- **Exercise materials**
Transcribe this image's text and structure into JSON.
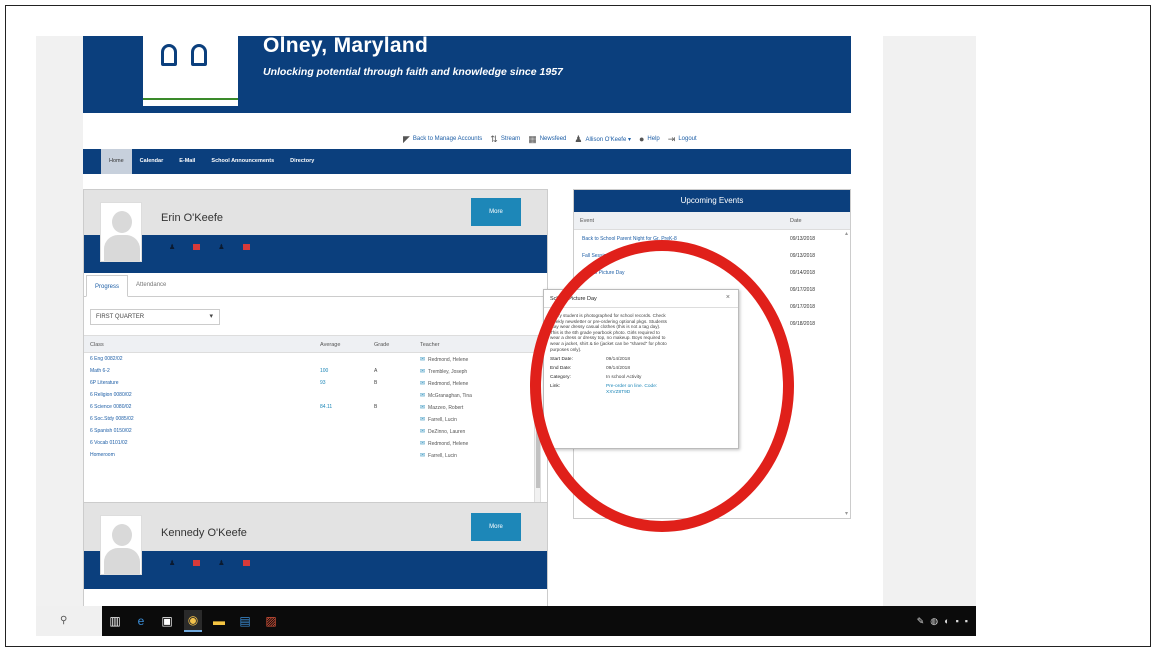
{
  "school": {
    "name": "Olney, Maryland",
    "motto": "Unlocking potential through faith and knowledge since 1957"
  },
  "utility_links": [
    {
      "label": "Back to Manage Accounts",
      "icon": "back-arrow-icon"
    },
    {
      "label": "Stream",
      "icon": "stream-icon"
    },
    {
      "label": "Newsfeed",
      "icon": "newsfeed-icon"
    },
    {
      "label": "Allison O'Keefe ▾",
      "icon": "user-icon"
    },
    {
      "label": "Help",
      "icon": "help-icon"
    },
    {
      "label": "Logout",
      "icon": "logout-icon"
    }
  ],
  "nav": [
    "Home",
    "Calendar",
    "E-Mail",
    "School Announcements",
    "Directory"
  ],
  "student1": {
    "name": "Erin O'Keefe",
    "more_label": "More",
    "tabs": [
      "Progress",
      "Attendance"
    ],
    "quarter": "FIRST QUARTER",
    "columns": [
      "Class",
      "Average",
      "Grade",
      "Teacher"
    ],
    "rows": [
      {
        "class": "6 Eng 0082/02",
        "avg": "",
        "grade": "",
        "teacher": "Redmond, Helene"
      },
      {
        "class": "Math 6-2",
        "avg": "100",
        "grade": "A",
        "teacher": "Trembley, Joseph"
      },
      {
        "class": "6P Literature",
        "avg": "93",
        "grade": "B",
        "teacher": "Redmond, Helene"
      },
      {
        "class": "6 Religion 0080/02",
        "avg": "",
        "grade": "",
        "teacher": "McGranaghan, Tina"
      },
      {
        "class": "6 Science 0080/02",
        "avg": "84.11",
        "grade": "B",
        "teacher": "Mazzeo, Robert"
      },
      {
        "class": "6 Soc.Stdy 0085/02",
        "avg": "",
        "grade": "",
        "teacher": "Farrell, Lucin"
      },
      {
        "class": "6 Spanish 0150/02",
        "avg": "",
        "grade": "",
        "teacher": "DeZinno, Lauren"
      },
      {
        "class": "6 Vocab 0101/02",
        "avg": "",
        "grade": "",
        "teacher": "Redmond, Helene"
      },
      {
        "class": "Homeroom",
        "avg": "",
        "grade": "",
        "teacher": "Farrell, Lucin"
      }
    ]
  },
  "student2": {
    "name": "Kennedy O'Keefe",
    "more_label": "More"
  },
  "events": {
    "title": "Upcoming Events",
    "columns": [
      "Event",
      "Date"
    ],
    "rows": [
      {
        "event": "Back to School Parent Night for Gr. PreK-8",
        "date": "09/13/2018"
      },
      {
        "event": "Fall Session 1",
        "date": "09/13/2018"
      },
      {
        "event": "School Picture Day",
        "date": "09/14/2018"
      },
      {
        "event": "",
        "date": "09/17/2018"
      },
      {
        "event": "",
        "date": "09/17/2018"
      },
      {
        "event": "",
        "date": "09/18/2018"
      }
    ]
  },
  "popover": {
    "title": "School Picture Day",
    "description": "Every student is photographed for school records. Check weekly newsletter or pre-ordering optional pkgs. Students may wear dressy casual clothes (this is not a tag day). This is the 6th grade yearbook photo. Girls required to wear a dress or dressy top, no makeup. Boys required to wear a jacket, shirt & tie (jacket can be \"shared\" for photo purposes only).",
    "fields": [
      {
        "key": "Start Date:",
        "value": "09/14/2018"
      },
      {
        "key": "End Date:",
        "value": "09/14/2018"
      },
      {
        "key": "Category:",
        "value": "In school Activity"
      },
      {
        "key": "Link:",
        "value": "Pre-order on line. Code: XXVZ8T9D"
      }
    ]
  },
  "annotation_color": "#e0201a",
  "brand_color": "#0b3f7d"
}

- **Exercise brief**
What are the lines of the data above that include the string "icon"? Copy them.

- **Solution**
      "icon": "back-arrow-icon"
      "icon": "stream-icon"
      "icon": "newsfeed-icon"
      "icon": "user-icon"
      "icon": "help-icon"
      "icon": "logout-icon"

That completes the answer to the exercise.